LOS ANGELES — California’s statewide property tax roll rose by 0.3% this year after experiencing two years of declining assessed values, according to a report released by a state agency.
Total assessed property values in the state’s 58 counties rose to $4.382 trillion, an increase of $11.6 billion from the previous year, said Jerome E. Horton, chairman of the Board of Equalization.
In 2010, the statewide roll dropped by $78.2 billion, or 1.8%.
Because California law specifies a base 1% tax rate, the $11.6 billion in increased value will translate into a minimum of $116 million increase in property tax revenue. That figure does not include any additional local voter-approved property taxes, such as those levied to repay general obligation bonds.
Horton partially attributed this year’s increase to the federal government’s efforts to stabilize the housing market and prevent a glut of foreclosed properties.
In the housing market, sales of higher-priced properties and remodeling projects by homeowners have increased values, according to Horton. On the corporate side, foreign investment and growth in bank branches has helped tilt the numbers upward, he said.
“The tricky part is that we still have the unemployment issue, but it has been stabilized because the unemployment rate has remained the same all year,” Horton said. “We lose 1,000 jobs in one industry, but gain 1,000 jobs in another industry. We are not losing as much as we are gaining.”
Year-to-year percentage changes ranged from a high of a 19.5% gain in Colusa County to a 5.3% decline in Plumas County.

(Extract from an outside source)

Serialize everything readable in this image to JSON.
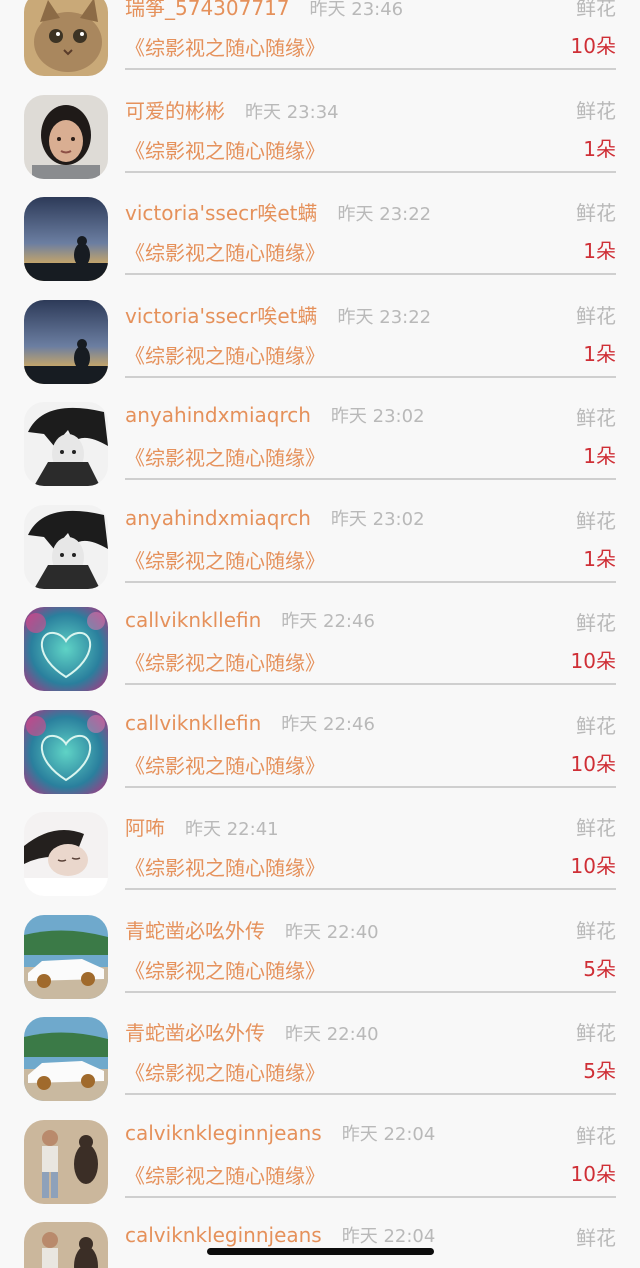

The increase in Colusa County is largely related to utility assessments, which comprise more than one-third of the county’s assessment roll, and was driven by the construction of a new power plant.
In all, 20 counties posted year-to-year increases in assessed value, although most of the increases were modest. Excluding Colusa, only three counties—Kern, Madera and Trinity—grew by more than 2%.
Thirty-eight counties experienced year-to-year declines in value. For the third year in a row, declines in assessed values were concentrated in the state’s Central Valley.
Assessed values dropped by 2.9% in the greater Sacramento region, and declined 2.7% in the northern San Joaquin Valley.
The assessed valuation in California’s 15 coastal counties, which account for over 60% of total assessed valuation, gained 0.9%.
By contrast, valuations in the 43 inland counties fell 0.6%.
The slight peaks and valleys experienced by the 12 counties with rolls exceeding $100 billion produced a telling picture of the state’s stagnant economic growth.
While seven counties posted an increase in assessed value, the values in five counties fell.
Values increased in San Mateo County and Orange County by 1%, in Santa Clara County by 0.9%, in San Francisco by 0.5%, in San Diego County by 0.4%, and in Alameda County by 0.1%.
Los Angeles County, with the largest assessment roll at $1.079 trillion, increased by 1.4%, up $15.0 billion over 2010-11. Last year, Los Angeles County experienced the largest decline at $19.8 billion, a 1.8% drop.
The slight increase experienced by San Francisco County this year contrasts with the 4.3% increase last year.
The California counties that experienced declines this year included Sacramento County with a 3.7% decrease, Riverside County with a 1.2% decrease, San Bernardino County with a 0.5% decrease, Contra Costa County with a 0.4% decrease, and Ventura County, which was only down slightly and virtually unchanged by percentage.
The statewide tax rolls are affected by Proposition 13, adopted in 1978, which set a basic 1% property tax rate, and reduced the volatility of the overall tax roll.
“Proposition 13 prevented the bubble from having a huge influence on property taxes, but then again it has left vast parts of the California economy undertaxed,” said Christopher Thornberg, founding principal of Los Angeles-based Beacon Economics LLC.
Under Proposition 13, properties are only reassessed at market value when they are sold, with assessment growth otherwise capped at 2% annually.
Many properties that have not changed hands for years have assessed valuations well below their market values, Thornberg said.
Proposition 13 and the lack of new construction are the reasons for the sluggish increase in California’s tax roll, he added.
“The idea that foreclosures are dragging market values down is pretty overrated,” Thornberg said. “It is more falling prices that cause foreclosures here in California, because unlike Arizona, Nevada or Florida, we did not vastly overbuild. The result is that foreclosures in this state have been snapped up quickly.”